courtesy of mandel + zakari
Chantal: The aim was not to win the election, but rather to activate the community about this issue. Even after the election, we continued the work by raising money for a billboard we designed, which we installed right where the proposed Walmart was to be built.
Mike: Walmart withdrew their application after our billboard was up for two months. And, I almost won the election. We lost by 89 votes. But almost winning is better than winning, because we created all of this community involvement.
The State of Ata
courtesy of mandel + zakari
Chantal: Previously, we worked on The State of Ata for 14 years, which resulted in a book and a series of exhibitions. Beginning in 1997, we went to Turkey yearly to photograph in the streets. The focus of the project was the symbolism of Mustafa Kemal Ataturk’s (founder of modern Turkey) imagery as displayed in public spaces. We shot photographs, interviewed people about current politics, and visited archives. Ataturk represents a secular and modernized Turkey; a Turkey that is different from what Iran has become. This imagery can be a liberating image, but for the religious, it becomes more of an oppressive image of limited freedom.

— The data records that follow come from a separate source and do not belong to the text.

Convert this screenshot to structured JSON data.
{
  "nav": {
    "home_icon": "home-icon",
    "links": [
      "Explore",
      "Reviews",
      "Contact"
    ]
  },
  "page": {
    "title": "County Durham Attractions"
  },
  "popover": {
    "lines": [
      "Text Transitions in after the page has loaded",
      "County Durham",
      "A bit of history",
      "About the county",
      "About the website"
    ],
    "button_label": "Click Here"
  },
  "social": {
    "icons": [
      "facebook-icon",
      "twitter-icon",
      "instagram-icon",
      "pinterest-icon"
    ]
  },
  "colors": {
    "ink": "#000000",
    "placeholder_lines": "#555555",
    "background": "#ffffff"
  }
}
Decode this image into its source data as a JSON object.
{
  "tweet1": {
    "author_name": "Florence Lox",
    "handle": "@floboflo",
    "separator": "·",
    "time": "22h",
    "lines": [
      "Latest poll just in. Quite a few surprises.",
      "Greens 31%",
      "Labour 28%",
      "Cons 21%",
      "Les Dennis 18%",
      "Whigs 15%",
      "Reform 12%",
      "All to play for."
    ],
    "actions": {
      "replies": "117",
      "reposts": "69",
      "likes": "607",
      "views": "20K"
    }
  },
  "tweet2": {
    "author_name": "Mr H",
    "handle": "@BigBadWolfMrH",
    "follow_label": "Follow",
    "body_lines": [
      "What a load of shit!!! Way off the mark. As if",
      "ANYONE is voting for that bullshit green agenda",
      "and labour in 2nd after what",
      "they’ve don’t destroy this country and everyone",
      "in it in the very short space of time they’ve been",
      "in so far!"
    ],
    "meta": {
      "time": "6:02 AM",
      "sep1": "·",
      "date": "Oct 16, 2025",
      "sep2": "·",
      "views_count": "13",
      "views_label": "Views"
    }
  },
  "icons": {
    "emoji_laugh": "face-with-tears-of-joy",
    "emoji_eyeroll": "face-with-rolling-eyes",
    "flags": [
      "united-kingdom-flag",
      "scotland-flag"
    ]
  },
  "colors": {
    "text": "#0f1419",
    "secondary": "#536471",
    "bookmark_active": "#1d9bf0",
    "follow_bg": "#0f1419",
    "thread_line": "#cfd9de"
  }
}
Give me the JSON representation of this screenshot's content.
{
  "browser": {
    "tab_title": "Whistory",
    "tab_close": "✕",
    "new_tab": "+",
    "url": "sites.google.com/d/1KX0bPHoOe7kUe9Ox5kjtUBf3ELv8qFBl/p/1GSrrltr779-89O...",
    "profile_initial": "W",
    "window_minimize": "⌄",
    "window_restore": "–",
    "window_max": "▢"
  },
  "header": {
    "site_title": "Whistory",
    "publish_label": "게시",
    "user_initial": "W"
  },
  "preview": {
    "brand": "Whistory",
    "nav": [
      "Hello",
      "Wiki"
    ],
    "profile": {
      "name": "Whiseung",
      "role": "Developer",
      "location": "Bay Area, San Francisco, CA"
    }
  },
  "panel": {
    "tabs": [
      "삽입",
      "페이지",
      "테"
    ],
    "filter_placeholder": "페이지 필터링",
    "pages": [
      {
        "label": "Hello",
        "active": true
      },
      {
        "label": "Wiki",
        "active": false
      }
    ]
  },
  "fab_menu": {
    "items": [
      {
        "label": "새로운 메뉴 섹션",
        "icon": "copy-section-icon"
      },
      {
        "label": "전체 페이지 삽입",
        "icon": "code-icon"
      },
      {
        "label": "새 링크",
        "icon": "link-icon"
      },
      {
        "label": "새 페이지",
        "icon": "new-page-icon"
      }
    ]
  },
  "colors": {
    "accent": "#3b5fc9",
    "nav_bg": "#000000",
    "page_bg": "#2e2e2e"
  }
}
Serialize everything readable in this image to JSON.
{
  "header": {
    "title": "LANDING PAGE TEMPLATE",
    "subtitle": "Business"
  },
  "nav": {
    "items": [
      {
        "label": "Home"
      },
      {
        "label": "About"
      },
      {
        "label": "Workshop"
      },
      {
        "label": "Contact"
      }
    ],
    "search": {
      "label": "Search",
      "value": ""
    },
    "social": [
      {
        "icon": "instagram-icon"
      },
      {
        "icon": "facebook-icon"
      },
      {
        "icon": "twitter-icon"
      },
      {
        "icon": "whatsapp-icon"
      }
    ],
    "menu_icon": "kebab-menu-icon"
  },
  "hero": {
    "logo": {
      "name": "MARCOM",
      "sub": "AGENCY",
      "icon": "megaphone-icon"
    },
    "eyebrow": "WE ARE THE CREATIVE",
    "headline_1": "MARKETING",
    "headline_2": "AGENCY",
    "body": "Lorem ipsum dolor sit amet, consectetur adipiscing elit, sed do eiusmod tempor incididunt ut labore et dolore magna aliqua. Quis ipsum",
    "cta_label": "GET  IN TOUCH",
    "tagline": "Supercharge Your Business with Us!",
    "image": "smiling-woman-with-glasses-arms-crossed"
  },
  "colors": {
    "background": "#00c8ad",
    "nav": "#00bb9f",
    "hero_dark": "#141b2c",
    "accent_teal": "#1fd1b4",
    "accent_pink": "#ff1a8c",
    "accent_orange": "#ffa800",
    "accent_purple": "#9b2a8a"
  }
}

We created opportunities for people to pose in front of his image by setting up a photo studio in the middle of the street. On one occasion, there was an Islamist protest march, and I stood there with a tiny little image of Ataturk, and Mike took a picture. That picture ended up on the front pages of the national newspapers, and I was labeled as, “The Girl of The Republic.” That picture then became a publicly recognized symbol of the current political conflict in itself.
How do you work as team?
Chantal: It is very fluid. We go to the beach, and while our daughter is running off into the ocean, we might be talking about the work. It is integrated into our lives. There is no separation between work and leisure. Now that we have a daughter, things are a little more complicated; time is more structured, but in between her soccer practices, there might be a moment where we talk about work. “Where should we produce these plates? Did we like the first test that came in? Is the color quality good? Should we do this image or that image?” There isn’t really a specific time that we call “studio time” or space that’s called a “studio.”
Mike: Chantal has her space, and about two feet away I have my space, so we are easily able to communicate while we are working. Sometimes we are working independently, but with the opportunity to collaborate 24-7.
How does your studio inspire your collaboration?
Chantal: A lot of artists and designers are talking about this idea of a “post-studio.” Twenty years ago, you needed a studio to be a “valid” artist, but now, if I have my laptop, I can make work anywhere. I don’t even have that much space in our studio. We have one empty wall where we tape things up as we go along, but that’s about it. It’s not the modernist ideal that the artist has a luxurious studio and a loft with a lot of space because you are making these giant canvases. There are still people who work like that, but that’s not the only way to practice anymore. A lot of that came through the design community, because the designers were really the first artists to work on the computer.
How do your design and photography backgrounds come together?
Mike: The main issue is the conceptual frame for the project. Once we figure out the strategy, then it’s about production. Chantal has more layout skills, and I do the photography. It naturally divides up, but it also connects very easily.
Chantal: Even when I design a page, we first decide how it is going to look, and we both decide on changes. We should clarify this term design, because when people ask, “Are you a designer or an artist,” there is some complexity about this. Other people might define it differently than we do. For me, every artist is a designer; the painter designs her canvas, and the photographer his photographs.